(Entries taken from a collection)
········

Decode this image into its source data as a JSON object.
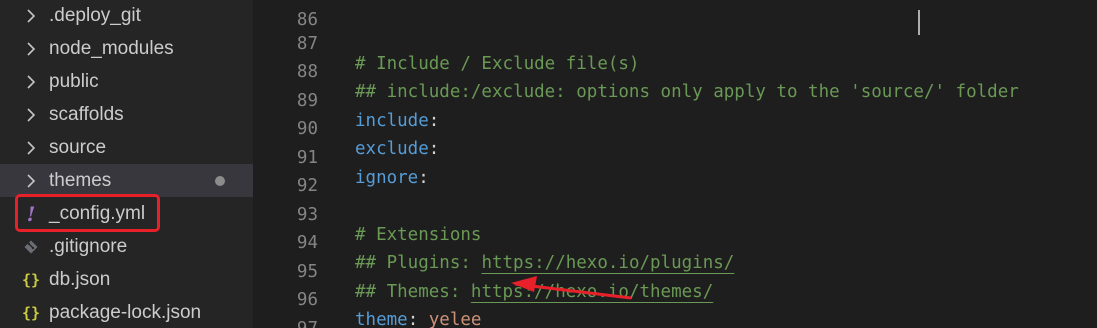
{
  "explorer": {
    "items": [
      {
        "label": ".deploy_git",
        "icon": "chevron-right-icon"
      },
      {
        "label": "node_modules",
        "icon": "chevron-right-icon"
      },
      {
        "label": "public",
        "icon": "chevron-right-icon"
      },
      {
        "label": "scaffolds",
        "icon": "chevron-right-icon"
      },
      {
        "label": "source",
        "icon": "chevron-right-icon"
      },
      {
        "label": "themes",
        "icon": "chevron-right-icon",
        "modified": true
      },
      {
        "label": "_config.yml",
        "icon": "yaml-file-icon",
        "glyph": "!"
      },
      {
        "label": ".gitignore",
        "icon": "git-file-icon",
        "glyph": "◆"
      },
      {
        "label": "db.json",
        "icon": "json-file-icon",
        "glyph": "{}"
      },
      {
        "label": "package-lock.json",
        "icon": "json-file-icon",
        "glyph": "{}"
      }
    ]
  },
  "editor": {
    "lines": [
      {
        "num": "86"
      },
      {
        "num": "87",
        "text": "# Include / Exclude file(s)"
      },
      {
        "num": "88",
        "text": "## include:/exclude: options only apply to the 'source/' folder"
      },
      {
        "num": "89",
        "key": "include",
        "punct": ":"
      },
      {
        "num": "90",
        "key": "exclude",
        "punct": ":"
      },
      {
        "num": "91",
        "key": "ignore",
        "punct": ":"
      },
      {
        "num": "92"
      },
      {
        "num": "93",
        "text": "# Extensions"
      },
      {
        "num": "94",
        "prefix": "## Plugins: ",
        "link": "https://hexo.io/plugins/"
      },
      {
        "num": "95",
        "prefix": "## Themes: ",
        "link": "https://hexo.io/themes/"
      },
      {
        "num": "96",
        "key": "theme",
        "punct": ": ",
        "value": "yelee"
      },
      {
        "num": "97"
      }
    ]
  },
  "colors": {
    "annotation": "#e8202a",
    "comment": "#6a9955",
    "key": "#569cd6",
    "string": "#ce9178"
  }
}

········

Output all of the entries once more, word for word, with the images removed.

Decode this image into its source data as a JSON object.
{
  "explorer": {
    "items": [
      {
        "label": ".deploy_git",
        "icon": "chevron-right-icon"
      },
      {
        "label": "node_modules",
        "icon": "chevron-right-icon"
      },
      {
        "label": "public",
        "icon": "chevron-right-icon"
      },
      {
        "label": "scaffolds",
        "icon": "chevron-right-icon"
      },
      {
        "label": "source",
        "icon": "chevron-right-icon"
      },
      {
        "label": "themes",
        "icon": "chevron-right-icon",
        "modified": true
      },
      {
        "label": "_config.yml",
        "icon": "yaml-file-icon",
        "glyph": "!"
      },
      {
        "label": ".gitignore",
        "icon": "git-file-icon",
        "glyph": "◆"
      },
      {
        "label": "db.json",
        "icon": "json-file-icon",
        "glyph": "{}"
      },
      {
        "label": "package-lock.json",
        "icon": "json-file-icon",
        "glyph": "{}"
      }
    ]
  },
  "editor": {
    "lines": [
      {
        "num": "86"
      },
      {
        "num": "87",
        "text": "# Include / Exclude file(s)"
      },
      {
        "num": "88",
        "text": "## include:/exclude: options only apply to the 'source/' folder"
      },
      {
        "num": "89",
        "key": "include",
        "punct": ":"
      },
      {
        "num": "90",
        "key": "exclude",
        "punct": ":"
      },
      {
        "num": "91",
        "key": "ignore",
        "punct": ":"
      },
      {
        "num": "92"
      },
      {
        "num": "93",
        "text": "# Extensions"
      },
      {
        "num": "94",
        "prefix": "## Plugins: ",
        "link": "https://hexo.io/plugins/"
      },
      {
        "num": "95",
        "prefix": "## Themes: ",
        "link": "https://hexo.io/themes/"
      },
      {
        "num": "96",
        "key": "theme",
        "punct": ": ",
        "value": "yelee"
      },
      {
        "num": "97"
      }
    ]
  },
  "colors": {
    "annotation": "#e8202a",
    "comment": "#6a9955",
    "key": "#569cd6",
    "string": "#ce9178"
  }
}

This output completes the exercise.